It isn’t Easter for me unless there’s a round loaf of bread with a candle stuck in it.
That bread is “paska”, a Ukrainian Easter tradition. I’ve never made it myself — thank heavens for bakeries and church bazaars — and the two recipes I have for it are long and elaborate. One is a newspaper article clipped by my mother and the other is in a book called Traditional Ukrainian Cookery by Savella Stechishen, born in Ukraine, educated in Saskatchewan, Canada, and a resident of Manitoba when the book was published in 1982.
“Paska is a round shaped Easter bread, much richer than ordinary bread,” she writes. “The top is elaborately decorated with fancy dough ornaments, having a cross as the central motif.” In addition to usual bread ingredients of flour, water, yeast, salt, both recipes include milk, eggs, sugar, and either one-half or two-thirds cup melted butter. It is similar in ingredients, although not in shape, to the braided challah loaf central to Jewish meals and celebrations, although challah is made with oil instead of butter. My mother’s friend Vera Panagapka used to bake paska and give one to our family when I was a child. Hers, like the loaf I found this year at a Ukrainian church bazaar, had raisins in it, although neither of my recipes adds any dried fruit.
Better known as a Ukrainian Easter tradition are pysanky, the ornately decorated eggs. I never made them and my Ukrainian mother was not enamoured of them: it is a time-consuming and finicky craft, where you apply fine designs in wax, dip the egg in dye, and repeat the procedure for every colour you want to use, eventually then melting away all the wax to leave behind the layered artistry. Because of all the work involved, pysanky are emptied of their egg content; otherwise, they’d either rot, on display, or you have to crack the eggshell and destroy your art to use the egg inside. I remember being stunned as a little girl when one baba (older lady) showed me some of these fancy eggs and explained that all the liquid egg inside had been “blown out” through two tiny holes.
Easter traditions and foods vary widely, depending on your culture. Greeks roast lamb; The English break the Lenten fast with simnel cake and hot-cross buns, the latter available widely in Canada; and the Danes brew a special beer, Påskeøl, available only around Easter.
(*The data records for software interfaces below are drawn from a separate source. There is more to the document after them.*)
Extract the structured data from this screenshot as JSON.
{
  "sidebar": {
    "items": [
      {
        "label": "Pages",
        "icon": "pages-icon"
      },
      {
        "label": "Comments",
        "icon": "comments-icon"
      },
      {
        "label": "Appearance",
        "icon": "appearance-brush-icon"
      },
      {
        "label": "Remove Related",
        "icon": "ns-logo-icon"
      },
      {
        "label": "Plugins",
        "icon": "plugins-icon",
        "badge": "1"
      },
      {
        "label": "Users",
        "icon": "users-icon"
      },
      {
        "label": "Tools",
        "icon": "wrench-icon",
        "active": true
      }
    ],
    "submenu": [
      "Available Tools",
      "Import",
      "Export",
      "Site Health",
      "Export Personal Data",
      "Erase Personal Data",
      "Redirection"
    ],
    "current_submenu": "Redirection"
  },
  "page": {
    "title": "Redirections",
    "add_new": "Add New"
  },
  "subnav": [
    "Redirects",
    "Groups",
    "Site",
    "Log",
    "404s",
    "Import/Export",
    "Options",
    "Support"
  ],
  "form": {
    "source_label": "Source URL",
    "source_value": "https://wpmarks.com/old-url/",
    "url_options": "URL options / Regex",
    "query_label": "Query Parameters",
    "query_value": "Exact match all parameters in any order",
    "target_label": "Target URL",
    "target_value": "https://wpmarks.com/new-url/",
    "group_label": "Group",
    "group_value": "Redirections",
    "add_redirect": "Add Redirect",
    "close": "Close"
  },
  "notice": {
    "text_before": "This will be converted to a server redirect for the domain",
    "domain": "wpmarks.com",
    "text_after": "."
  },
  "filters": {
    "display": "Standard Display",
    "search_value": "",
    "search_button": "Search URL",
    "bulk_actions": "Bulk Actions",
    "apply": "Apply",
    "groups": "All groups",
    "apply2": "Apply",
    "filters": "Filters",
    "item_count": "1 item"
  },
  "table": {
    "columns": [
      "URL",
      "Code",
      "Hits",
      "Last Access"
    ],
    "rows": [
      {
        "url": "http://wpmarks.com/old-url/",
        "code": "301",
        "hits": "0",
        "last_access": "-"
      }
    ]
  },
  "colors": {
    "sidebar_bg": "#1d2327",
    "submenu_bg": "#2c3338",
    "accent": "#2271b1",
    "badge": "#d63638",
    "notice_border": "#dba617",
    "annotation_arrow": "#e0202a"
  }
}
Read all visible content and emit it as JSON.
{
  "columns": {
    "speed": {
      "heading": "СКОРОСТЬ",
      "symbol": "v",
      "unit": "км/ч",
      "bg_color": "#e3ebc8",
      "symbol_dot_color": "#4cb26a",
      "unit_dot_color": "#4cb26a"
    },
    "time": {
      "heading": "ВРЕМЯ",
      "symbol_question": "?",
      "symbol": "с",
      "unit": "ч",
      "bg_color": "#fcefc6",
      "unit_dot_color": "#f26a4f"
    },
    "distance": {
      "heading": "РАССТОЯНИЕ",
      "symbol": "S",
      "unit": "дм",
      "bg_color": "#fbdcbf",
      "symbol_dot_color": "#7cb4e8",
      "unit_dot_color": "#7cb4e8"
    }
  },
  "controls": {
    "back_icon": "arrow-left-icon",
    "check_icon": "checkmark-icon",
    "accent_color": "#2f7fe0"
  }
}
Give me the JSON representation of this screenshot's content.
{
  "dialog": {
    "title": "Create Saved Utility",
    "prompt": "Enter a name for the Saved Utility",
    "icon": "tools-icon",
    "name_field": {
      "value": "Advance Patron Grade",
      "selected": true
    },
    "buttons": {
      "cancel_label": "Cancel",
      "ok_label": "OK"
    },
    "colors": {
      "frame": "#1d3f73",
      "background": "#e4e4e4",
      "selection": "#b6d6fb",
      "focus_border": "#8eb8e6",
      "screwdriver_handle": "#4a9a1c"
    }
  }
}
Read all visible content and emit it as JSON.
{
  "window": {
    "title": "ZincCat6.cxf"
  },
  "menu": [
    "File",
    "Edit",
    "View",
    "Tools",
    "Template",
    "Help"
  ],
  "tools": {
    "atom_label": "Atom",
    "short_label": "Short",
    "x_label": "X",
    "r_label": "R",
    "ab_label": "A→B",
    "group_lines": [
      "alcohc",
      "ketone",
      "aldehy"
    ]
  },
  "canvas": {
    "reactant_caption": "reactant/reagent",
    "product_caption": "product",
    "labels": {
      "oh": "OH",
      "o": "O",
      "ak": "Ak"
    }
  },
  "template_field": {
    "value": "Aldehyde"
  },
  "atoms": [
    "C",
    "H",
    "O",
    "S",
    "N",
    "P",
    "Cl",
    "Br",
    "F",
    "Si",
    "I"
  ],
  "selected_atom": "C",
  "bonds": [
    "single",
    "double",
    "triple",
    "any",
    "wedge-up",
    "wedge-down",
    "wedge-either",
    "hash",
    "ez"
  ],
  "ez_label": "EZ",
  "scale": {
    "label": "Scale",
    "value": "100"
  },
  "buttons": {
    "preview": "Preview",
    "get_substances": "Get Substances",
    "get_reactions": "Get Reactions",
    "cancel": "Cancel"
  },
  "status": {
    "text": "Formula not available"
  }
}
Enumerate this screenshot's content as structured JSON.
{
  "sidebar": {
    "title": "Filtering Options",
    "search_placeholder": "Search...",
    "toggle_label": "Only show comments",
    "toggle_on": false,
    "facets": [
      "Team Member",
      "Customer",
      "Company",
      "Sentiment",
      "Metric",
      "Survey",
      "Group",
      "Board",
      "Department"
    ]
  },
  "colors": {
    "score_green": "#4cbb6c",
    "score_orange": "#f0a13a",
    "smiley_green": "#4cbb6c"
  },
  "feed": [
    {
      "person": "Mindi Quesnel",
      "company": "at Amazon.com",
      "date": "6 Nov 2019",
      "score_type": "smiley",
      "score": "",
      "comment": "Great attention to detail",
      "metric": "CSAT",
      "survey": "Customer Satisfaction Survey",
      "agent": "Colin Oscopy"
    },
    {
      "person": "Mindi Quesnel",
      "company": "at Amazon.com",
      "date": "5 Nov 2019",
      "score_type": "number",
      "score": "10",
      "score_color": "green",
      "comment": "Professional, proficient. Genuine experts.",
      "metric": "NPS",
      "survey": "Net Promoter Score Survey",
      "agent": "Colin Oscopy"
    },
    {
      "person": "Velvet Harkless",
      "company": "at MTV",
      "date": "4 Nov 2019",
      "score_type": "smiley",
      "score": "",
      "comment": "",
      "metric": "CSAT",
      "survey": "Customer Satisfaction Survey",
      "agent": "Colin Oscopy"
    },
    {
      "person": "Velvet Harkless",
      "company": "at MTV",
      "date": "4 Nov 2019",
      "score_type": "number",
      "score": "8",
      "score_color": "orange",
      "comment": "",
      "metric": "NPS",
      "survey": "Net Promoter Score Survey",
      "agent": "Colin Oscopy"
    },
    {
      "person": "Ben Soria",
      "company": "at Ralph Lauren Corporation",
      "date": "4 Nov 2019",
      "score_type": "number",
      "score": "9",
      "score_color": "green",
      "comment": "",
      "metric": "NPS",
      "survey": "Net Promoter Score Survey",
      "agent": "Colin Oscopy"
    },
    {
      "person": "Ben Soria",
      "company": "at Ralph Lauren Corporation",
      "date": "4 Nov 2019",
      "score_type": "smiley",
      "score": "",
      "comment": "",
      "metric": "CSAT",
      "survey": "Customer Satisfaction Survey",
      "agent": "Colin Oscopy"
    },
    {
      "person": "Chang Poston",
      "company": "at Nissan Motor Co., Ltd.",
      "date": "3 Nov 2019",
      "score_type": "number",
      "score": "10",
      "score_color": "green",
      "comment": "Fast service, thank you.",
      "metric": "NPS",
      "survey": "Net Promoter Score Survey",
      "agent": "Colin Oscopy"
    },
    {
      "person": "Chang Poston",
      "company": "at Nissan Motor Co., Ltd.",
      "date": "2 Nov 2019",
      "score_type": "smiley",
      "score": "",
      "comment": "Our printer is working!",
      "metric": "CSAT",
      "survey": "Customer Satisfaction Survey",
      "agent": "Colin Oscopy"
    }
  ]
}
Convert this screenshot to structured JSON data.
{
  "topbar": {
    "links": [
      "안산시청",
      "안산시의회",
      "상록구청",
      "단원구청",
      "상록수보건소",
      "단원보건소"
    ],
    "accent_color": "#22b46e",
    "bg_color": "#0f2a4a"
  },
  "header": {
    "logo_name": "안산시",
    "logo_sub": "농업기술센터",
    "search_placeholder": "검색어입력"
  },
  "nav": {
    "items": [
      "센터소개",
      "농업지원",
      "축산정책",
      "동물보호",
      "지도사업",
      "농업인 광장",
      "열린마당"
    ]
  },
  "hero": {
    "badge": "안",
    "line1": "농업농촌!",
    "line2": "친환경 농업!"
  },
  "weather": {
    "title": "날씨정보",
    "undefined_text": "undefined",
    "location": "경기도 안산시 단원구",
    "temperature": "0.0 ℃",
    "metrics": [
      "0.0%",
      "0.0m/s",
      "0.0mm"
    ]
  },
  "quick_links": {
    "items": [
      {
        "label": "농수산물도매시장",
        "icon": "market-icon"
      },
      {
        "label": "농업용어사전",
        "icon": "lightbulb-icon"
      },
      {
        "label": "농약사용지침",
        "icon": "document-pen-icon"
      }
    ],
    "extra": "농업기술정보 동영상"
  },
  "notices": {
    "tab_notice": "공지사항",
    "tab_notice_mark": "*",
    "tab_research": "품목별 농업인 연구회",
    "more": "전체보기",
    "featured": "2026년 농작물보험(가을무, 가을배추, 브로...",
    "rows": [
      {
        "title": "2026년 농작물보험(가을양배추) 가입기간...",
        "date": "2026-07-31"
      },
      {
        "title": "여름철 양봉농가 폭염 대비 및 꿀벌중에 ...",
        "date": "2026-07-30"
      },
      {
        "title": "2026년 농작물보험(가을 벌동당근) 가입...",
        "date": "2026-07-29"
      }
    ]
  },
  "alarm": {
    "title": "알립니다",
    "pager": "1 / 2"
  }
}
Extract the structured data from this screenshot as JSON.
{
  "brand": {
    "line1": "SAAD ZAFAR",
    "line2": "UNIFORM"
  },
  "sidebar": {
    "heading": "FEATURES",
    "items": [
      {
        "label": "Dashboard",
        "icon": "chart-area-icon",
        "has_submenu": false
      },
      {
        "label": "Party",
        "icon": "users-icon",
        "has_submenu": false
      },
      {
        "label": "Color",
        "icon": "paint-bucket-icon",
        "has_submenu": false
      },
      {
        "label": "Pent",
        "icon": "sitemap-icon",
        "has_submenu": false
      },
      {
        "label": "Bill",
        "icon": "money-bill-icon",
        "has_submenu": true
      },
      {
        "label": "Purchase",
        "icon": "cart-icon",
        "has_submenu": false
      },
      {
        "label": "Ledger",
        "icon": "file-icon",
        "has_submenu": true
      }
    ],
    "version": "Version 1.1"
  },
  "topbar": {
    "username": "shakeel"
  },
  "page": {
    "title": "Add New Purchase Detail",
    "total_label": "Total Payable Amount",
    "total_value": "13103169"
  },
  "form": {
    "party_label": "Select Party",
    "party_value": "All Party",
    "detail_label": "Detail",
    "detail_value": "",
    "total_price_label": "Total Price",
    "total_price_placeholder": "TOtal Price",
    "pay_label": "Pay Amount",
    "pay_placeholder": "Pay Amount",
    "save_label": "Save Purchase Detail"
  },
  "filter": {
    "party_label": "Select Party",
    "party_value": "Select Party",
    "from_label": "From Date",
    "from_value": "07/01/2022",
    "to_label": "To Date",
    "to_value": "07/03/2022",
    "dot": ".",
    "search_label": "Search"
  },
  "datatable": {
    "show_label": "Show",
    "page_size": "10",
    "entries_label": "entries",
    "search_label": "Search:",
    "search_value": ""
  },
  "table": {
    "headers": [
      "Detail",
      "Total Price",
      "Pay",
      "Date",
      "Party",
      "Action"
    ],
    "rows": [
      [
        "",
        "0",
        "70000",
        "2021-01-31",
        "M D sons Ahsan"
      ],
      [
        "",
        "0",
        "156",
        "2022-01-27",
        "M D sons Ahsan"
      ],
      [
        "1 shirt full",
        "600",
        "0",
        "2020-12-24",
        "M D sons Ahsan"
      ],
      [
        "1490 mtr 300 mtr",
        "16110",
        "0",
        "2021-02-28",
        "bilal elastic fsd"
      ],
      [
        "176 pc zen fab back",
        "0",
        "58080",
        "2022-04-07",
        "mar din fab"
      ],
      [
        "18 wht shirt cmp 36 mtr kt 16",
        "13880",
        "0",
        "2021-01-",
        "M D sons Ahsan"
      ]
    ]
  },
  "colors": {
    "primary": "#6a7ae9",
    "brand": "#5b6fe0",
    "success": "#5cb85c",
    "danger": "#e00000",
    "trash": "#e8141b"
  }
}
I asked some women from my neighbourhood what was traditional Easter food, for them. “Ham,” two said, immediately. “Lamb,” said one. “Turkey!” said another. Turkey? the rest of the group, asked, with huh, what? expressions on their faces. Most agreed they liked to serve spring-like vegetables, even if those vegetables (such as asparagus) were not yet in season in Ontario but shipped here from South America.
For me, Easter dinner can be almost anything although my mother did tend to serve ham, potatoes, vegetables, and a lemon pie or her egg-heavy Candy Confetti Torte. But Easter brunch means hard-boiled eggs, kielbasa sausage, horseradish, and a slice of paska — or maybe a hot-cross bun, just to mix things up.
Main photo: Kelley Teahen